  • Use connecting phrases at the beginning of paragraphs
  • Use adjectives and adverbs to describe settings and events
  • Use conjunctions to express time, place and cause
  • Beginning to use the present perfect form of verbs instead of the simple past
  • Understand the meaning of: preposition, conjunction, word family, prefix, clause, subordinate clause, direct speech, consonant, consonant letter vowel, vowel letter, inverted commas
  • Spell words with letters that have different pronunciations
  • Use a wide range of prefixes and suffixes
  • Legible handwriting style with accurate and consistent letter formation
  • Diagonal and horizontal joins to letters without ascenders

Year 4

  • Organise paragraphs around a theme
  • Use action, description and dialogue to create settings, characters and plot
  • Elements of writing have been edited and improved appropriate to the style, form and viewpoint
  • Variety in length and structure of sentences including the use of fronted adverbials to start sentences
  • Use of inverted commas and other punctuation to indicate direct speech
  • Understand the meaning of: determiner, pronoun, possessive pronoun, adverbial
  • Add suffixes to to words with more than one syllable
  • Spell words with alternative pronunciations
  • Use the diagonal and horizontal strokes that are needed to join letters
  • Downstrokes of letters are parallel and equidistant

Year 5
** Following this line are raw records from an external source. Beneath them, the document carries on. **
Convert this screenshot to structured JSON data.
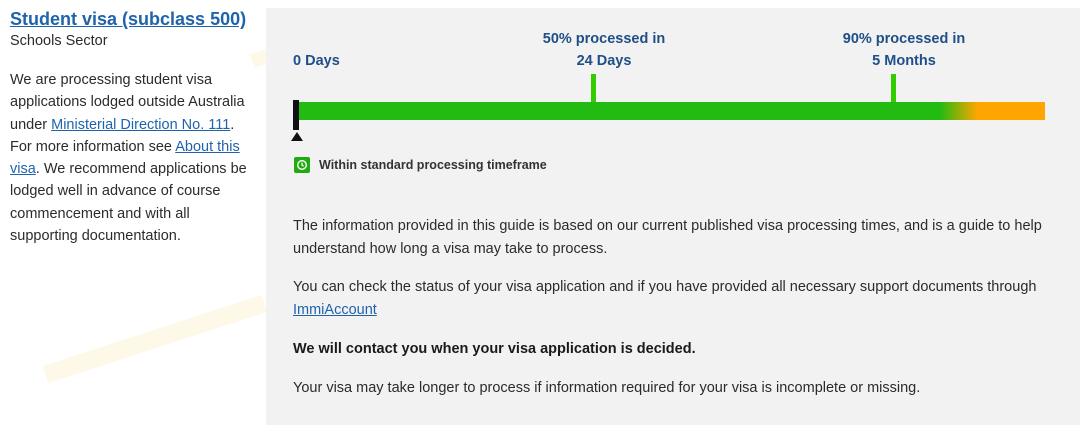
{
  "visa": {
    "title": "Student visa (subclass 500)",
    "sector": "Schools Sector",
    "desc_part1": "We are processing student visa applications lodged outside Australia under ",
    "link_ministerial": "Ministerial Direction No. 111",
    "desc_part2": ". For more information see ",
    "link_about": "About this visa",
    "desc_part3": ". We recommend applications be lodged well in advance of course commencement and with all supporting documentation."
  },
  "timeline": {
    "start_label": "0 Days",
    "milestone_50_line1": "50% processed in",
    "milestone_50_line2": "24 Days",
    "milestone_90_line1": "90% processed in",
    "milestone_90_line2": "5 Months",
    "status_text": "Within standard processing timeframe",
    "status_icon": "clock-icon",
    "colors": {
      "bar_green": "#22bb11",
      "bar_orange": "#ffa500",
      "link": "#1f63ab"
    }
  },
  "info": {
    "p1": "The information provided in this guide is based on our current published visa processing times, and is a guide to help understand how long a visa may take to process.",
    "p2_part1": "You can check the status of your visa application and if you have provided all necessary support documents through ",
    "p2_link": "ImmiAccount",
    "p3": "We will contact you when your visa application is decided.",
    "p4": "Your visa may take longer to process if information required for your visa is incomplete or missing."
  }
}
  • Ideas linked across paragraphs using adverbials of time, place and number
  • Use varied but precise language as well as different types of sentences to improve writing
  • Use of the perfect form of verbs to mark relationships of time and cause
  • Use of expanded noun phrases to convey complicated information
  • Understand the meaning of: modal verb, relative pronoun, relative clause, parenthesis, bracket, dash, cohesion and ambiguity
  • Spell words with more complex endings
  • Begin to spell words with unstressed letters
  • Spell words that are often confused
  • Write legibly, fluently and with increasing speed by choosing which shape of a letter to use when given choices

Year 6

  • Ideas linked across paragraphs
  • Beginning to experiment with personal style
  • Know the difference between structures typical of informal speech and structures appropriate for formal speech and writing
  • Use the semi-colon, colon and dash to mark the boundary between clauses
  • Understand the meaning of the terms: subject, object, active, passive, synonym, antonym, ellipsis, hyphen, colon, semi-colon and bullet points
  • Spell words with silent letters
  • Learn a wider range of letter strings
  • Write with increased speed so that problems forming letters do not get in the way of their writing down what they want to say
  • Where appropriate handwriting is adapted to a range of tasks

Letters and Sounds - View